Graduate studies at Western
American Catholic Philosophical Quarterly 82 (3):481 - 502 (2008)
|Abstract||Hylomorphism offers a third way between animalist approaches to personal identity that maintain psychology is irrelevant to our persistence and neo-Lockean accounts that deny we are animals. A Thomistic-inspired account is provided that explains the intuitive responses to thought experiments involving brain transplants and the transformation of organic bodies into inorganic ones without having to follow the animalist in abandoning the claim that it is our identity that matters in survival nor countenance the puzzles of spatially coincident entities that plague the neo-Lockean. The key is to understand the human being as only contingently an animal. This approach to our animality is one that Catholics have additional reason to hold given certain views about Purgatory, our uniqueness as free and rational creatures, and our having once existed as zygotes.|
|Keywords||No keywords specified (fix it)|
|Categories||categorize this paper)|
|Through your library||Configure|
Similar books and articles
David Hershenov (2004). Countering the Appeal of the Psychological Approach to Personal Identity. Philosophy 79 (3):447-474.
Stephan Blatti (2007). Animalism and Personal Identity. In M. Bekoff (ed.), Encyclopedia of Human-Animal Relationships. Greenwood Press.
Eric T. Olson (1997). The Human Animal: Personal Identity Without Psychology. Oxford University Press.
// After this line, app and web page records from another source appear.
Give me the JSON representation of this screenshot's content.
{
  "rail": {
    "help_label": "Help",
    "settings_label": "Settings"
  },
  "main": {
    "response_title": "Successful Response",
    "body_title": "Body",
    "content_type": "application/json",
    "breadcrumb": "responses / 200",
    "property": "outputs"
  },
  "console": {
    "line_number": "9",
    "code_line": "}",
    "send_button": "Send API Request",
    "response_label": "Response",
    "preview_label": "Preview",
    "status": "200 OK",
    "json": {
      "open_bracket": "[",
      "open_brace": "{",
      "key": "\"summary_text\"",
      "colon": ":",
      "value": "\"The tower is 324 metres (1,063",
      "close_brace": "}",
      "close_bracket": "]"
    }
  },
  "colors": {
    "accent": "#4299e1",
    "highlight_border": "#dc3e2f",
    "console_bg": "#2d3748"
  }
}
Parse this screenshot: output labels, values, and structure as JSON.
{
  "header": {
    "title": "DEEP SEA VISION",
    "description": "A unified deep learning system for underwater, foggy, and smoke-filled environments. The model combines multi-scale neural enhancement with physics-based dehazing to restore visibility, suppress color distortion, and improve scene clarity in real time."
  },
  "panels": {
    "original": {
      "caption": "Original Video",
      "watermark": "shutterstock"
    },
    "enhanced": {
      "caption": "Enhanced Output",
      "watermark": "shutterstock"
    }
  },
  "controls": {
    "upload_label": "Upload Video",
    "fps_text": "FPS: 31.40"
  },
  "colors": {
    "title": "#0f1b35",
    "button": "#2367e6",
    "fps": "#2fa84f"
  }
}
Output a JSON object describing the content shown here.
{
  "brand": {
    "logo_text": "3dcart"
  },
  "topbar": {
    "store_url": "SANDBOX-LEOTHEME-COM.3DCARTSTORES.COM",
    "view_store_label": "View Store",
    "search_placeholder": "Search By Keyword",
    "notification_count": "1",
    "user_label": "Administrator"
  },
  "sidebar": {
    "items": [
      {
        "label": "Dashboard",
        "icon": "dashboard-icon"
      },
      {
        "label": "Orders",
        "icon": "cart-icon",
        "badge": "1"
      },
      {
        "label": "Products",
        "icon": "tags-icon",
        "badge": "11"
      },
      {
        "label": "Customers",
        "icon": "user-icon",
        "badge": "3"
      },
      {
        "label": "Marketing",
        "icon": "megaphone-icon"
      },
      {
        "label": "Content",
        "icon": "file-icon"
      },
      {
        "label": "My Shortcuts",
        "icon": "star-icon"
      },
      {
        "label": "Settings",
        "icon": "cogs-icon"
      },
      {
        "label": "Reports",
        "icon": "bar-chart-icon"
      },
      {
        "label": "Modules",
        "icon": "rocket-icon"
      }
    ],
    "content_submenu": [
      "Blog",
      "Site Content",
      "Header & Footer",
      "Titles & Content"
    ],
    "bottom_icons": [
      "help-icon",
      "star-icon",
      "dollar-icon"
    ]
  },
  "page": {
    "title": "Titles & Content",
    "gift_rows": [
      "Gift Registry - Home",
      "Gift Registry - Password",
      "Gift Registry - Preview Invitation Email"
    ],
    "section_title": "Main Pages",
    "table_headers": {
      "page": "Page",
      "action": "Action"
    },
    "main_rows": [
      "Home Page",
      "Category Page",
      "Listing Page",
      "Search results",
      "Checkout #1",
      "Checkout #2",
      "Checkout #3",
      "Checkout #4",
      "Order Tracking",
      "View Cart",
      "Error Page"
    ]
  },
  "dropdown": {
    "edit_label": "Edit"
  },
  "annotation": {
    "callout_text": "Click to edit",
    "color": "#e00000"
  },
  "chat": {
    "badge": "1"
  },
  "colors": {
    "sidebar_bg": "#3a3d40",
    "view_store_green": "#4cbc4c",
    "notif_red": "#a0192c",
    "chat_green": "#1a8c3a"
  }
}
David B. Hershenov (2001). Do Dead Bodies Pose a Problem for Biological Approaches to Personal Identity? Mind 114 (453):31-59.
David Hershenov (2006). Personal Identity and Purgatory. Religious Studies 42 (4):439-451.
Simon Beck (2009). Martha Nussbaum and the Foundations of Ethics: Identity, Morality and Thought-Experiments. South African Journal of Philosophy 28 (3):261-270.
Simon Beck (2006). These Bizarre Fictions: Thought-Experiments, Our Psychology and Our Selves. Philosophical Papers 35 (1):29-54.
Sydney Shoemaker (2008). Persons, Animals, and Identity. Synthese 162 (3):313 - 324.
David B. Hershenov (2008). A Hylomorphic Account of Thought Experiments Concerning Personal Identity. American Catholic Philosophical Quarterly 82 (3):481-502.
Added to index2009-01-28
Total downloads80 ( #12,033 of 740,551 )
Recent downloads (6 months)5 ( #17,235 of 740,551 )
How can I increase my downloads?